### SUPPLIED RECORDS
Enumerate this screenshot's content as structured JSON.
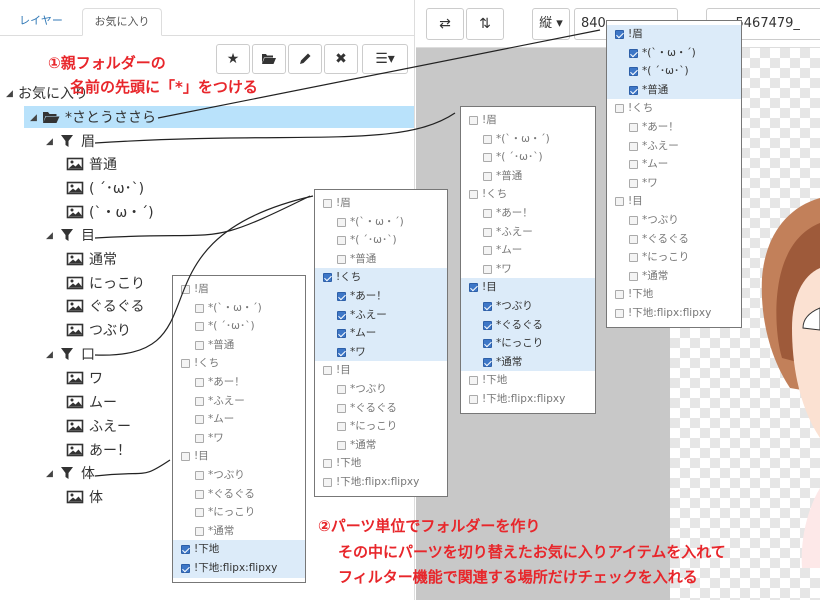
{
  "tabs": {
    "layer": "レイヤー",
    "favorites": "お気に入り"
  },
  "toolbar": {
    "star": "★",
    "folder": "folder-open-icon",
    "pencil": "pencil-icon",
    "delete": "✖",
    "menu": "☰▾"
  },
  "tree": {
    "root": "お気に入り",
    "items": [
      {
        "label": "*さとうささら",
        "depth": 1,
        "icon": "folder-open-icon",
        "selected": true
      },
      {
        "label": "眉",
        "depth": 2,
        "icon": "filter-icon"
      },
      {
        "label": "普通",
        "depth": 3,
        "icon": "image-icon"
      },
      {
        "label": "( ´･ω･`)",
        "depth": 3,
        "icon": "image-icon"
      },
      {
        "label": "(`・ω・´)",
        "depth": 3,
        "icon": "image-icon"
      },
      {
        "label": "目",
        "depth": 2,
        "icon": "filter-icon"
      },
      {
        "label": "通常",
        "depth": 3,
        "icon": "image-icon"
      },
      {
        "label": "にっこり",
        "depth": 3,
        "icon": "image-icon"
      },
      {
        "label": "ぐるぐる",
        "depth": 3,
        "icon": "image-icon"
      },
      {
        "label": "つぶり",
        "depth": 3,
        "icon": "image-icon"
      },
      {
        "label": "口",
        "depth": 2,
        "icon": "filter-icon"
      },
      {
        "label": "ワ",
        "depth": 3,
        "icon": "image-icon"
      },
      {
        "label": "ムー",
        "depth": 3,
        "icon": "image-icon"
      },
      {
        "label": "ふえー",
        "depth": 3,
        "icon": "image-icon"
      },
      {
        "label": "あー！",
        "depth": 3,
        "icon": "image-icon"
      },
      {
        "label": "体",
        "depth": 2,
        "icon": "filter-icon"
      },
      {
        "label": "体",
        "depth": 3,
        "icon": "image-icon"
      }
    ]
  },
  "right_toolbar": {
    "swap_h": "⇄",
    "swap_v": "⇅",
    "orientation": "縦 ▾",
    "width": "840",
    "filename": "_5467479_"
  },
  "annotations": {
    "one_line1": "①親フォルダーの",
    "one_line2": "名前の先頭に「*」をつける",
    "two_line1": "②パーツ単位でフォルダーを作り",
    "two_line2": "その中にパーツを切り替えたお気に入りアイテムを入れて",
    "two_line3": "フィルター機能で関連する場所だけチェックを入れる"
  },
  "boxes": [
    {
      "name": "filter-box-body",
      "rows": [
        {
          "label": "!眉",
          "indent": 0,
          "checked": false,
          "hl": false
        },
        {
          "label": "*(`・ω・´)",
          "indent": 1,
          "checked": false,
          "hl": false
        },
        {
          "label": "*( ´･ω･`)",
          "indent": 1,
          "checked": false,
          "hl": false
        },
        {
          "label": "*普通",
          "indent": 1,
          "checked": false,
          "hl": false
        },
        {
          "label": "!くち",
          "indent": 0,
          "checked": false,
          "hl": false
        },
        {
          "label": "*あー！",
          "indent": 1,
          "checked": false,
          "hl": false
        },
        {
          "label": "*ふえー",
          "indent": 1,
          "checked": false,
          "hl": false
        },
        {
          "label": "*ムー",
          "indent": 1,
          "checked": false,
          "hl": false
        },
        {
          "label": "*ワ",
          "indent": 1,
          "checked": false,
          "hl": false
        },
        {
          "label": "!目",
          "indent": 0,
          "checked": false,
          "hl": false
        },
        {
          "label": "*つぶり",
          "indent": 1,
          "checked": false,
          "hl": false
        },
        {
          "label": "*ぐるぐる",
          "indent": 1,
          "checked": false,
          "hl": false
        },
        {
          "label": "*にっこり",
          "indent": 1,
          "checked": false,
          "hl": false
        },
        {
          "label": "*通常",
          "indent": 1,
          "checked": false,
          "hl": false
        },
        {
          "label": "!下地",
          "indent": 0,
          "checked": true,
          "hl": true
        },
        {
          "label": "!下地:flipx:flipxy",
          "indent": 0,
          "checked": true,
          "hl": true
        }
      ]
    },
    {
      "name": "filter-box-mouth",
      "rows": [
        {
          "label": "!眉",
          "indent": 0,
          "checked": false,
          "hl": false
        },
        {
          "label": "*(`・ω・´)",
          "indent": 1,
          "checked": false,
          "hl": false
        },
        {
          "label": "*( ´･ω･`)",
          "indent": 1,
          "checked": false,
          "hl": false
        },
        {
          "label": "*普通",
          "indent": 1,
          "checked": false,
          "hl": false
        },
        {
          "label": "!くち",
          "indent": 0,
          "checked": true,
          "hl": true
        },
        {
          "label": "*あー！",
          "indent": 1,
          "checked": true,
          "hl": true
        },
        {
          "label": "*ふえー",
          "indent": 1,
          "checked": true,
          "hl": true
        },
        {
          "label": "*ムー",
          "indent": 1,
          "checked": true,
          "hl": true
        },
        {
          "label": "*ワ",
          "indent": 1,
          "checked": true,
          "hl": true
        },
        {
          "label": "!目",
          "indent": 0,
          "checked": false,
          "hl": false
        },
        {
          "label": "*つぶり",
          "indent": 1,
          "checked": false,
          "hl": false
        },
        {
          "label": "*ぐるぐる",
          "indent": 1,
          "checked": false,
          "hl": false
        },
        {
          "label": "*にっこり",
          "indent": 1,
          "checked": false,
          "hl": false
        },
        {
          "label": "*通常",
          "indent": 1,
          "checked": false,
          "hl": false
        },
        {
          "label": "!下地",
          "indent": 0,
          "checked": false,
          "hl": false
        },
        {
          "label": "!下地:flipx:flipxy",
          "indent": 0,
          "checked": false,
          "hl": false
        }
      ]
    },
    {
      "name": "filter-box-eyes",
      "rows": [
        {
          "label": "!眉",
          "indent": 0,
          "checked": false,
          "hl": false
        },
        {
          "label": "*(`・ω・´)",
          "indent": 1,
          "checked": false,
          "hl": false
        },
        {
          "label": "*( ´･ω･`)",
          "indent": 1,
          "checked": false,
          "hl": false
        },
        {
          "label": "*普通",
          "indent": 1,
          "checked": false,
          "hl": false
        },
        {
          "label": "!くち",
          "indent": 0,
          "checked": false,
          "hl": false
        },
        {
          "label": "*あー！",
          "indent": 1,
          "checked": false,
          "hl": false
        },
        {
          "label": "*ふえー",
          "indent": 1,
          "checked": false,
          "hl": false
        },
        {
          "label": "*ムー",
          "indent": 1,
          "checked": false,
          "hl": false
        },
        {
          "label": "*ワ",
          "indent": 1,
          "checked": false,
          "hl": false
        },
        {
          "label": "!目",
          "indent": 0,
          "checked": true,
          "hl": true
        },
        {
          "label": "*つぶり",
          "indent": 1,
          "checked": true,
          "hl": true
        },
        {
          "label": "*ぐるぐる",
          "indent": 1,
          "checked": true,
          "hl": true
        },
        {
          "label": "*にっこり",
          "indent": 1,
          "checked": true,
          "hl": true
        },
        {
          "label": "*通常",
          "indent": 1,
          "checked": true,
          "hl": true
        },
        {
          "label": "!下地",
          "indent": 0,
          "checked": false,
          "hl": false
        },
        {
          "label": "!下地:flipx:flipxy",
          "indent": 0,
          "checked": false,
          "hl": false
        }
      ]
    },
    {
      "name": "filter-box-brows",
      "rows": [
        {
          "label": "!眉",
          "indent": 0,
          "checked": true,
          "hl": true
        },
        {
          "label": "*(`・ω・´)",
          "indent": 1,
          "checked": true,
          "hl": true
        },
        {
          "label": "*( ´･ω･`)",
          "indent": 1,
          "checked": true,
          "hl": true
        },
        {
          "label": "*普通",
          "indent": 1,
          "checked": true,
          "hl": true
        },
        {
          "label": "!くち",
          "indent": 0,
          "checked": false,
          "hl": false
        },
        {
          "label": "*あー！",
          "indent": 1,
          "checked": false,
          "hl": false
        },
        {
          "label": "*ふえー",
          "indent": 1,
          "checked": false,
          "hl": false
        },
        {
          "label": "*ムー",
          "indent": 1,
          "checked": false,
          "hl": false
        },
        {
          "label": "*ワ",
          "indent": 1,
          "checked": false,
          "hl": false
        },
        {
          "label": "!目",
          "indent": 0,
          "checked": false,
          "hl": false
        },
        {
          "label": "*つぶり",
          "indent": 1,
          "checked": false,
          "hl": false
        },
        {
          "label": "*ぐるぐる",
          "indent": 1,
          "checked": false,
          "hl": false
        },
        {
          "label": "*にっこり",
          "indent": 1,
          "checked": false,
          "hl": false
        },
        {
          "label": "*通常",
          "indent": 1,
          "checked": false,
          "hl": false
        },
        {
          "label": "!下地",
          "indent": 0,
          "checked": false,
          "hl": false
        },
        {
          "label": "!下地:flipx:flipxy",
          "indent": 0,
          "checked": false,
          "hl": false
        }
      ]
    }
  ],
  "colors": {
    "accent": "#e8262b",
    "selected_row": "#b9e2fb",
    "highlight": "#dcebf9",
    "checked": "#3e77c7"
  }
}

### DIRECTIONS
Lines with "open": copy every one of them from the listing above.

### COMPLETED TASK
    "folder": "folder-open-icon",
        "icon": "folder-open-icon",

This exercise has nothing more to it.